Records
+++

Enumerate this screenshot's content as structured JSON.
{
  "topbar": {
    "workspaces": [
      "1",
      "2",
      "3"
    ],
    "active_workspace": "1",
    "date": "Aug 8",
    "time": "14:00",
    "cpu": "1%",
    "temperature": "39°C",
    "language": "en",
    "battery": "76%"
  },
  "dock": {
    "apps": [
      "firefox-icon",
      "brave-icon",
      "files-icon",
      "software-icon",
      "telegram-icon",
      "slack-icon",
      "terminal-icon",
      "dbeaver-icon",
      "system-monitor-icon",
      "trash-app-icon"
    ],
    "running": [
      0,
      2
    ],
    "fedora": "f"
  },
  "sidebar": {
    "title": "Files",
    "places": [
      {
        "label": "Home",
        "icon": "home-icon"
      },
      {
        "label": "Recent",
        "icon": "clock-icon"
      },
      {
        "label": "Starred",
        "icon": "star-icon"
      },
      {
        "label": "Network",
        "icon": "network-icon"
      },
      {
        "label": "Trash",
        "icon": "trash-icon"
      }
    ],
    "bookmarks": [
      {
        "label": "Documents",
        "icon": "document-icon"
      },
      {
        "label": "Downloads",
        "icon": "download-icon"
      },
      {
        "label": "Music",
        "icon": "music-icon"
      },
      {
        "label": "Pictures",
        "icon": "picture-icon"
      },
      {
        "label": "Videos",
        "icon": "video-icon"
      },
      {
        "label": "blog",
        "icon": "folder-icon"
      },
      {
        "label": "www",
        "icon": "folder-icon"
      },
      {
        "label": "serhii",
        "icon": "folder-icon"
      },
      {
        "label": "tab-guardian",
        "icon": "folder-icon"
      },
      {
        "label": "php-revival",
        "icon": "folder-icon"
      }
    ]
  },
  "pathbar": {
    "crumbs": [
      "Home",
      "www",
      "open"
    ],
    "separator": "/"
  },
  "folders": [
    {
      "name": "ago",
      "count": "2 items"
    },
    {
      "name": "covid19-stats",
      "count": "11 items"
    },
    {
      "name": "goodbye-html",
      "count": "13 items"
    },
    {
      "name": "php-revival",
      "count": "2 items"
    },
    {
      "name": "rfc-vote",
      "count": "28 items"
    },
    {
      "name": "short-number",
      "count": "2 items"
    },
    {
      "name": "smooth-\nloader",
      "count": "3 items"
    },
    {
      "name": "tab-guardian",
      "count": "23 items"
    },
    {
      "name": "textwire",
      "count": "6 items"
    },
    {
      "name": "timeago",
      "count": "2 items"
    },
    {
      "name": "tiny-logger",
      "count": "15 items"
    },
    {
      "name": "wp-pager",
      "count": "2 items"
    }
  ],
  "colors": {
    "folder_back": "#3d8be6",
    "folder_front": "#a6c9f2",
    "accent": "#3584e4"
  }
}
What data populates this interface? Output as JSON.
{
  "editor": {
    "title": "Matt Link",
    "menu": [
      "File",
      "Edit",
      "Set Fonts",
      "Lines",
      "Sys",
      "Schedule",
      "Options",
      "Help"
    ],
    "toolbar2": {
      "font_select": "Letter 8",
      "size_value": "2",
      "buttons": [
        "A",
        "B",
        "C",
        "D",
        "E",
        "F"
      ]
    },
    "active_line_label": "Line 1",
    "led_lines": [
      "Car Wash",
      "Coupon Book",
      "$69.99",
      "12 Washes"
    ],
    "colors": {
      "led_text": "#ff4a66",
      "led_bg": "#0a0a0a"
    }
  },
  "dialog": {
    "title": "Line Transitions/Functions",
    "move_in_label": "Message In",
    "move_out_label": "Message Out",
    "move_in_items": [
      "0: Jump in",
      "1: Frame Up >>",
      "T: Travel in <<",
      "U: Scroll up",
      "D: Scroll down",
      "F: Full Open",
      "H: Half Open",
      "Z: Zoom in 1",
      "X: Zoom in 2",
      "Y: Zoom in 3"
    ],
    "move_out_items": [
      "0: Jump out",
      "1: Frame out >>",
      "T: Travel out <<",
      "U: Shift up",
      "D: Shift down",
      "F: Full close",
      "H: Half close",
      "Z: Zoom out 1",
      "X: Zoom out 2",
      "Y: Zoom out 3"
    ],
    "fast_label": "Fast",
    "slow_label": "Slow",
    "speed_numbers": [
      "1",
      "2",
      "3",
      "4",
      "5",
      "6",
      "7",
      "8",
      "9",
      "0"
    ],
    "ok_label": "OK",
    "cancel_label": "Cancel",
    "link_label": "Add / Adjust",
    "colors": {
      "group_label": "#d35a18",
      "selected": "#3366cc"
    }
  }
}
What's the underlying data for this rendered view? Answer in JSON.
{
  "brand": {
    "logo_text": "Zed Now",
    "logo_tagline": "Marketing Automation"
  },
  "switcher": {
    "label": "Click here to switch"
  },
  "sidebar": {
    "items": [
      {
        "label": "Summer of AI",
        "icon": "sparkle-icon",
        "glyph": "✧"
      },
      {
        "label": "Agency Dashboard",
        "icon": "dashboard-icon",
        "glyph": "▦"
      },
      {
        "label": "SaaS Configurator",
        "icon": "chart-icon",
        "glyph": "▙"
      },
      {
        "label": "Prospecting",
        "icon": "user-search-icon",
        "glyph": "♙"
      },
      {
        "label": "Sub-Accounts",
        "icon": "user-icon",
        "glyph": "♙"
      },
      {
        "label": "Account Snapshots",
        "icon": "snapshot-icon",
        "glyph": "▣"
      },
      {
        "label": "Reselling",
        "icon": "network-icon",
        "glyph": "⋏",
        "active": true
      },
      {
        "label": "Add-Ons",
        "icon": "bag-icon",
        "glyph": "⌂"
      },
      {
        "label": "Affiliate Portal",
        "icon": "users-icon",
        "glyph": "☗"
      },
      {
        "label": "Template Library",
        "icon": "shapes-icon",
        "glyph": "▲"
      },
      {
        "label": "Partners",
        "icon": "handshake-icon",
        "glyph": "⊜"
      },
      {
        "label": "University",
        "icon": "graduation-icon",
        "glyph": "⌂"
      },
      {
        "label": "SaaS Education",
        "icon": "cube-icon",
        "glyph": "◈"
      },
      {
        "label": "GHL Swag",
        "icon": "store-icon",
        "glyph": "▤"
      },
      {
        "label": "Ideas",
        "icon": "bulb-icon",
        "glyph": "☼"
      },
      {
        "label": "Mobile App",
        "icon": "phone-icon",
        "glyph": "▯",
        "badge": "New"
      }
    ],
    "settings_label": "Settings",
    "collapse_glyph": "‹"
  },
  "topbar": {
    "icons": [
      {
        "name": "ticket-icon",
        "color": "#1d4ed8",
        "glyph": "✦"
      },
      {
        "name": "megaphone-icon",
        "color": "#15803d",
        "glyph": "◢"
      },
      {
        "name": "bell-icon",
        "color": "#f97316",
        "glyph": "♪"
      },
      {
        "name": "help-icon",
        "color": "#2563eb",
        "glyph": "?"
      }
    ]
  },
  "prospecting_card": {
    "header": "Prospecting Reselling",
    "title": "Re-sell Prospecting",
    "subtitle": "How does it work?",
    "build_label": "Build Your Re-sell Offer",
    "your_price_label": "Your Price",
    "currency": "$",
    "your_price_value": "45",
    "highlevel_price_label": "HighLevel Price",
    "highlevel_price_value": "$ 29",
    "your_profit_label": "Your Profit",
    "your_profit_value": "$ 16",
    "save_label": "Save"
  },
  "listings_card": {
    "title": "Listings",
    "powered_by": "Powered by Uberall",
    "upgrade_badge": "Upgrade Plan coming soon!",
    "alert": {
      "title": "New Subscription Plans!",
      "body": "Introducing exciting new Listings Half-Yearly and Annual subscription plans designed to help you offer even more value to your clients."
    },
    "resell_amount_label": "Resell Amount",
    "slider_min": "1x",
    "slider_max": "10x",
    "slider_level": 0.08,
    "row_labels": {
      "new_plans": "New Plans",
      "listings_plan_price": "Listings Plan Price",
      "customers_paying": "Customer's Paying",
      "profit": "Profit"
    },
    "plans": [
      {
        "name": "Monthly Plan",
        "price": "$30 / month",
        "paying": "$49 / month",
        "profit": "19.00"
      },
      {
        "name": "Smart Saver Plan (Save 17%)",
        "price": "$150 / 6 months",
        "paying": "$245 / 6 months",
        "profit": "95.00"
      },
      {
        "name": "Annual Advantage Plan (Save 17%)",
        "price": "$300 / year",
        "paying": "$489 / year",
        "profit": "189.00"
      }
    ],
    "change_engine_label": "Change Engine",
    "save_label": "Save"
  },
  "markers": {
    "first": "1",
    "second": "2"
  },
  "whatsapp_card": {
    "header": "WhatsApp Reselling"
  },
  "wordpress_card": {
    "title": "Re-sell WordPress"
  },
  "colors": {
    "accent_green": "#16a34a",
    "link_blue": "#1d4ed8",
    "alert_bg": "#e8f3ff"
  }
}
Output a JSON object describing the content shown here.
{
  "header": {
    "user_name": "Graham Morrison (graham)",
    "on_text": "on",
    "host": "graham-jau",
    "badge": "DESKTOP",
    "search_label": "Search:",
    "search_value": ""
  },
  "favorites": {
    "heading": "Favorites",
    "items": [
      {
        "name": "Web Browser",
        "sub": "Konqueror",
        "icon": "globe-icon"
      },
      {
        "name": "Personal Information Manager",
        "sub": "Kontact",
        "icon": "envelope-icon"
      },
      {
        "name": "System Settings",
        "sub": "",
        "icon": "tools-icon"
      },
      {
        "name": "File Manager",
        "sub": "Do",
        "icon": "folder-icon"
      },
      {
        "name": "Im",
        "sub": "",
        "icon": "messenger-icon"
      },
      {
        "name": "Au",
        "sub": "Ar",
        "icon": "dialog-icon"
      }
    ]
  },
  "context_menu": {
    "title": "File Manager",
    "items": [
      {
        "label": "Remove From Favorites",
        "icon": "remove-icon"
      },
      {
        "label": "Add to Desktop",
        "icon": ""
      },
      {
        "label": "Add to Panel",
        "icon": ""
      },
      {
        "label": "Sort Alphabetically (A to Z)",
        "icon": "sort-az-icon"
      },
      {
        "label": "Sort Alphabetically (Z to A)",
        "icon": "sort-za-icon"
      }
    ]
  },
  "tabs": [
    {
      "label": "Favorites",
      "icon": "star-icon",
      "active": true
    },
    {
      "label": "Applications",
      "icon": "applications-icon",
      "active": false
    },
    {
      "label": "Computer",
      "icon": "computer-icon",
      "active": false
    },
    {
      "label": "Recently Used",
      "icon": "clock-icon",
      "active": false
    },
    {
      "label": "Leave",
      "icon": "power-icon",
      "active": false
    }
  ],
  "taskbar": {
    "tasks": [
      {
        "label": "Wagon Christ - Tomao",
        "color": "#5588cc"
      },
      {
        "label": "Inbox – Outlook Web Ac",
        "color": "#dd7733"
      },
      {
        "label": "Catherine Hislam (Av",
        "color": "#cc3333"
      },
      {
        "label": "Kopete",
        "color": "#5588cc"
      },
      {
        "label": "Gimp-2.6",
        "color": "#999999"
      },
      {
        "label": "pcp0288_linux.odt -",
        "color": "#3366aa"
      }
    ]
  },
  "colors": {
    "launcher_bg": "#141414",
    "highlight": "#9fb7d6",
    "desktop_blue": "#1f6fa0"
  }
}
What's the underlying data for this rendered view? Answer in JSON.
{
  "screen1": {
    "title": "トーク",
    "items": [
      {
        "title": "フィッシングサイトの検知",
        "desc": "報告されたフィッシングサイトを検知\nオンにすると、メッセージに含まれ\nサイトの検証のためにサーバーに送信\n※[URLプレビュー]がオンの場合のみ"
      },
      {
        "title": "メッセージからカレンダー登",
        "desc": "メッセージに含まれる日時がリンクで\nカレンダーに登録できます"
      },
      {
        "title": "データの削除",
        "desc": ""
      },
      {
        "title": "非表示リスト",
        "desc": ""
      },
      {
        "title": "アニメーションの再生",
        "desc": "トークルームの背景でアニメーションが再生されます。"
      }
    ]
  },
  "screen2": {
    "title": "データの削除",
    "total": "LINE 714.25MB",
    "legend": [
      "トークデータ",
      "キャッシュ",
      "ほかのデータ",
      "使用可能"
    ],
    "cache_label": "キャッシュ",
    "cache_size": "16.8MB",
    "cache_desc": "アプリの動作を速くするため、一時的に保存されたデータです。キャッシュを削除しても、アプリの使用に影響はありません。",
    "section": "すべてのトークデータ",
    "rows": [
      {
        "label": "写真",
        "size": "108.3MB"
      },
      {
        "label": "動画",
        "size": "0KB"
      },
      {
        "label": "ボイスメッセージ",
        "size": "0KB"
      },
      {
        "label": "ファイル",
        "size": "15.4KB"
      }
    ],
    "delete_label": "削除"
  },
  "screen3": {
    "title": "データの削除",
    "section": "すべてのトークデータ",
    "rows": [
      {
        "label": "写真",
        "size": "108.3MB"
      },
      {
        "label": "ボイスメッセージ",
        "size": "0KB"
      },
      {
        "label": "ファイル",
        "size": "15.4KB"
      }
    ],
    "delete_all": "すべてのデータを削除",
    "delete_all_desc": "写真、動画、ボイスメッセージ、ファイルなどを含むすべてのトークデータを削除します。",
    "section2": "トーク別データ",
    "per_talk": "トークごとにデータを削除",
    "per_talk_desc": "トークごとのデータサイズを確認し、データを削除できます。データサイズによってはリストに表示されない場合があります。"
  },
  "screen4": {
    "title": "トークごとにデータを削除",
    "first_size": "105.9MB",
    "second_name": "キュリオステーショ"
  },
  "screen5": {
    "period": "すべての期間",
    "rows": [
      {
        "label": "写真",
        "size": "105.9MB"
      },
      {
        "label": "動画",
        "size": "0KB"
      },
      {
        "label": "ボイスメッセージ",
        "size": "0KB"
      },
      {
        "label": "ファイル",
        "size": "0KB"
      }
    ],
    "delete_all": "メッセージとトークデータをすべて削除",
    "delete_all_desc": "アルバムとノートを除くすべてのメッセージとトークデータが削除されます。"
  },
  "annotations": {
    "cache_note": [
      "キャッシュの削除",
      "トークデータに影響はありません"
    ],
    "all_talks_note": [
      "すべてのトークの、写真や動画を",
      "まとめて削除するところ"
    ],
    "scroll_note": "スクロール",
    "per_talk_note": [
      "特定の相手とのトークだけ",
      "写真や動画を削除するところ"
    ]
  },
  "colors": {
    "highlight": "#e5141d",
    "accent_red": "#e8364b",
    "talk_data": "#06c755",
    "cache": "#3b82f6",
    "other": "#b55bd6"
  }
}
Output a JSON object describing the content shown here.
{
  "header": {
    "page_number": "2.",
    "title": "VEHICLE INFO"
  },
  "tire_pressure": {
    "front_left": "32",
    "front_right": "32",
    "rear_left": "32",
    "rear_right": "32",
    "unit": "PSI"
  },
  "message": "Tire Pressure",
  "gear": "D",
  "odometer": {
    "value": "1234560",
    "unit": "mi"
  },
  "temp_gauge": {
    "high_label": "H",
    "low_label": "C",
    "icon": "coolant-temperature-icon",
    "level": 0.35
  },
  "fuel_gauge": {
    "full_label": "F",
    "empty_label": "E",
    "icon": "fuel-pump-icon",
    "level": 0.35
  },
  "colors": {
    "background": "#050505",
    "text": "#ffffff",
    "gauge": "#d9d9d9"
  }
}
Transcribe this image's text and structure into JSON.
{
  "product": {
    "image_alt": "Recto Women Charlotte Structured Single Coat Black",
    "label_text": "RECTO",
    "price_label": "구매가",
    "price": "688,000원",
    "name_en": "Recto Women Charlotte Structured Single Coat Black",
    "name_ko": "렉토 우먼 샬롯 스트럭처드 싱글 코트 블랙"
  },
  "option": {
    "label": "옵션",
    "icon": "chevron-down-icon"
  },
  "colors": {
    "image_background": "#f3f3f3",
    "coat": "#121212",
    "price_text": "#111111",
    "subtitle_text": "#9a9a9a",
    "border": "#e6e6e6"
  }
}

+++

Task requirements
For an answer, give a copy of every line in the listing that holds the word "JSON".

Answer for the task
Enumerate this screenshot's content as structured JSON.
What data populates this interface? Output as JSON.
What's the underlying data for this rendered view? Answer in JSON.
Output a JSON object describing the content shown here.
What's the underlying data for this rendered view? Answer in JSON.
Output a JSON object describing the content shown here.
Transcribe this image's text and structure into JSON.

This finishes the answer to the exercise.